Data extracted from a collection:
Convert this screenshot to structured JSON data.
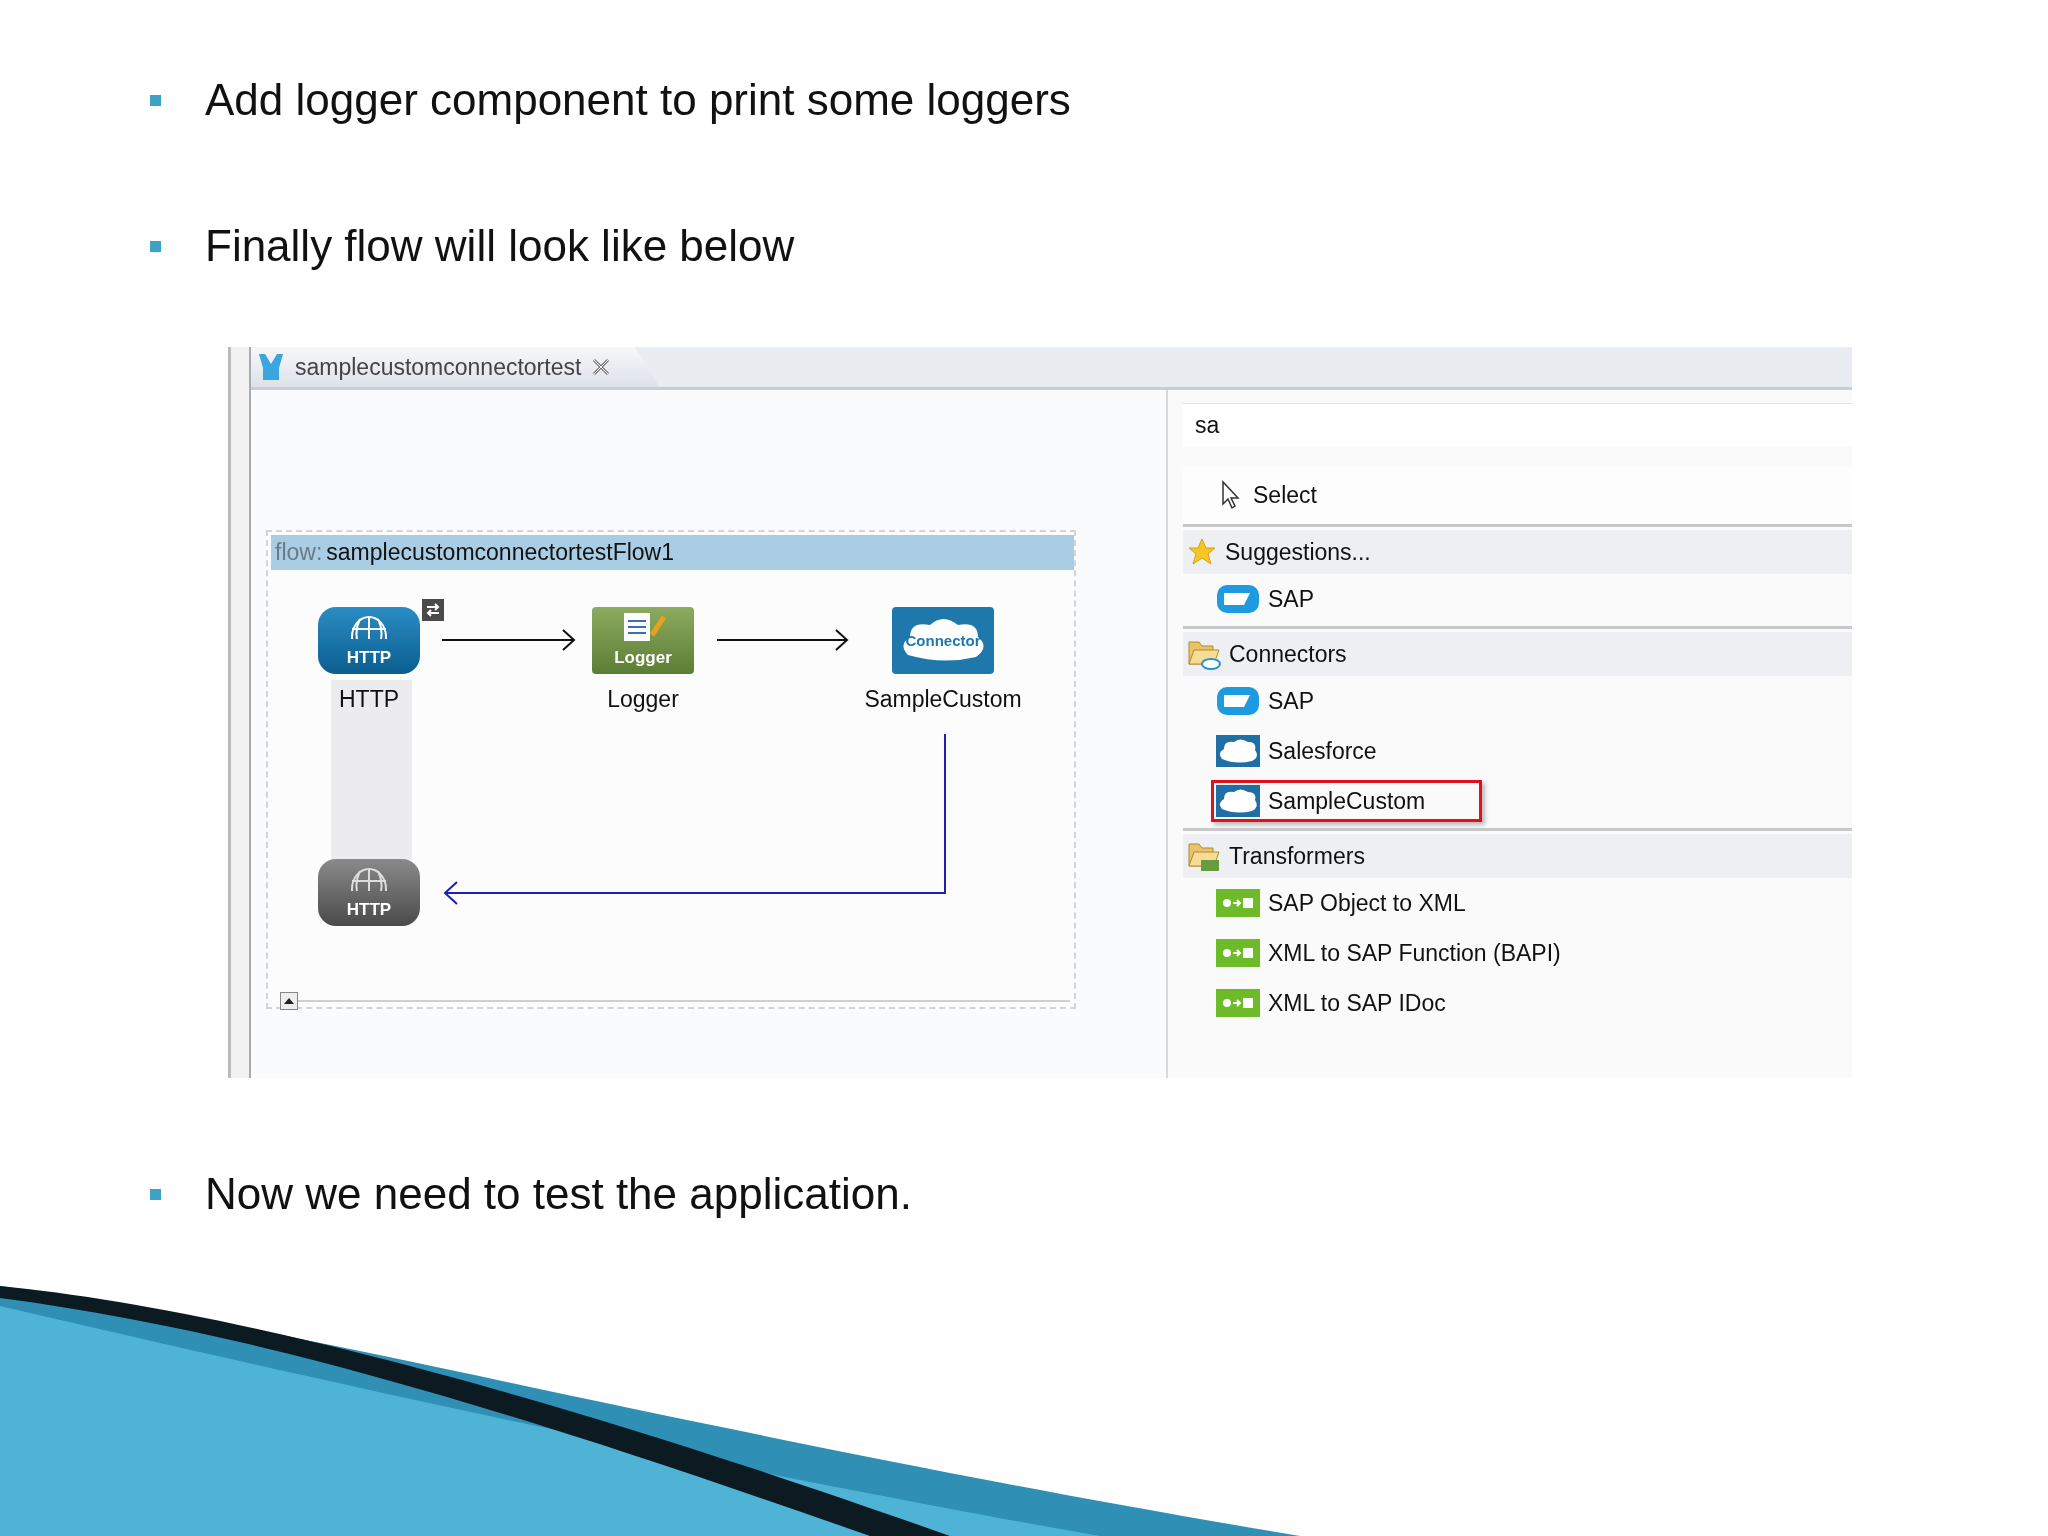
{
  "bullets": [
    {
      "text": "Add logger component to print some loggers"
    },
    {
      "text": "Finally flow will look like below"
    }
  ],
  "screenshot": {
    "editor_tab": {
      "title": "samplecustomconnectortest",
      "selected": true
    },
    "flow": {
      "prefix": "flow:",
      "name": "samplecustomconnectortestFlow1",
      "nodes": [
        {
          "kind": "http",
          "badge": "HTTP",
          "label": "HTTP"
        },
        {
          "kind": "logger",
          "badge": "Logger",
          "label": "Logger"
        },
        {
          "kind": "connector",
          "badge": "Connector",
          "label": "SampleCustom"
        }
      ],
      "response_node": {
        "kind": "http",
        "badge": "HTTP"
      }
    },
    "palette": {
      "search": {
        "value": "sa"
      },
      "select_tool": {
        "label": "Select"
      },
      "sections": [
        {
          "kind": "suggestions",
          "title": "Suggestions...",
          "items": [
            {
              "kind": "sap",
              "label": "SAP",
              "highlighted": false
            }
          ]
        },
        {
          "kind": "connectors",
          "title": "Connectors",
          "items": [
            {
              "kind": "sap",
              "label": "SAP",
              "highlighted": false
            },
            {
              "kind": "cloud",
              "label": "Salesforce",
              "highlighted": false
            },
            {
              "kind": "cloud",
              "label": "SampleCustom",
              "highlighted": true
            }
          ]
        },
        {
          "kind": "transformers",
          "title": "Transformers",
          "items": [
            {
              "kind": "transformer",
              "label": "SAP Object to XML",
              "highlighted": false
            },
            {
              "kind": "transformer",
              "label": "XML to SAP Function (BAPI)",
              "highlighted": false
            },
            {
              "kind": "transformer",
              "label": "XML to SAP IDoc",
              "highlighted": false
            }
          ]
        }
      ]
    }
  },
  "final_bullets": [
    {
      "text": "Now we need to test the application."
    }
  ]
}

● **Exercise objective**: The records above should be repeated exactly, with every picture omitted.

● **Output**:
Convert this screenshot to structured JSON data.
{
  "bullets": [
    {
      "text": "Add logger component to print some loggers"
    },
    {
      "text": "Finally flow will look like below"
    }
  ],
  "screenshot": {
    "editor_tab": {
      "title": "samplecustomconnectortest",
      "selected": true
    },
    "flow": {
      "prefix": "flow:",
      "name": "samplecustomconnectortestFlow1",
      "nodes": [
        {
          "kind": "http",
          "badge": "HTTP",
          "label": "HTTP"
        },
        {
          "kind": "logger",
          "badge": "Logger",
          "label": "Logger"
        },
        {
          "kind": "connector",
          "badge": "Connector",
          "label": "SampleCustom"
        }
      ],
      "response_node": {
        "kind": "http",
        "badge": "HTTP"
      }
    },
    "palette": {
      "search": {
        "value": "sa"
      },
      "select_tool": {
        "label": "Select"
      },
      "sections": [
        {
          "kind": "suggestions",
          "title": "Suggestions...",
          "items": [
            {
              "kind": "sap",
              "label": "SAP",
              "highlighted": false
            }
          ]
        },
        {
          "kind": "connectors",
          "title": "Connectors",
          "items": [
            {
              "kind": "sap",
              "label": "SAP",
              "highlighted": false
            },
            {
              "kind": "cloud",
              "label": "Salesforce",
              "highlighted": false
            },
            {
              "kind": "cloud",
              "label": "SampleCustom",
              "highlighted": true
            }
          ]
        },
        {
          "kind": "transformers",
          "title": "Transformers",
          "items": [
            {
              "kind": "transformer",
              "label": "SAP Object to XML",
              "highlighted": false
            },
            {
              "kind": "transformer",
              "label": "XML to SAP Function (BAPI)",
              "highlighted": false
            },
            {
              "kind": "transformer",
              "label": "XML to SAP IDoc",
              "highlighted": false
            }
          ]
        }
      ]
    }
  },
  "final_bullets": [
    {
      "text": "Now we need to test the application."
    }
  ]
}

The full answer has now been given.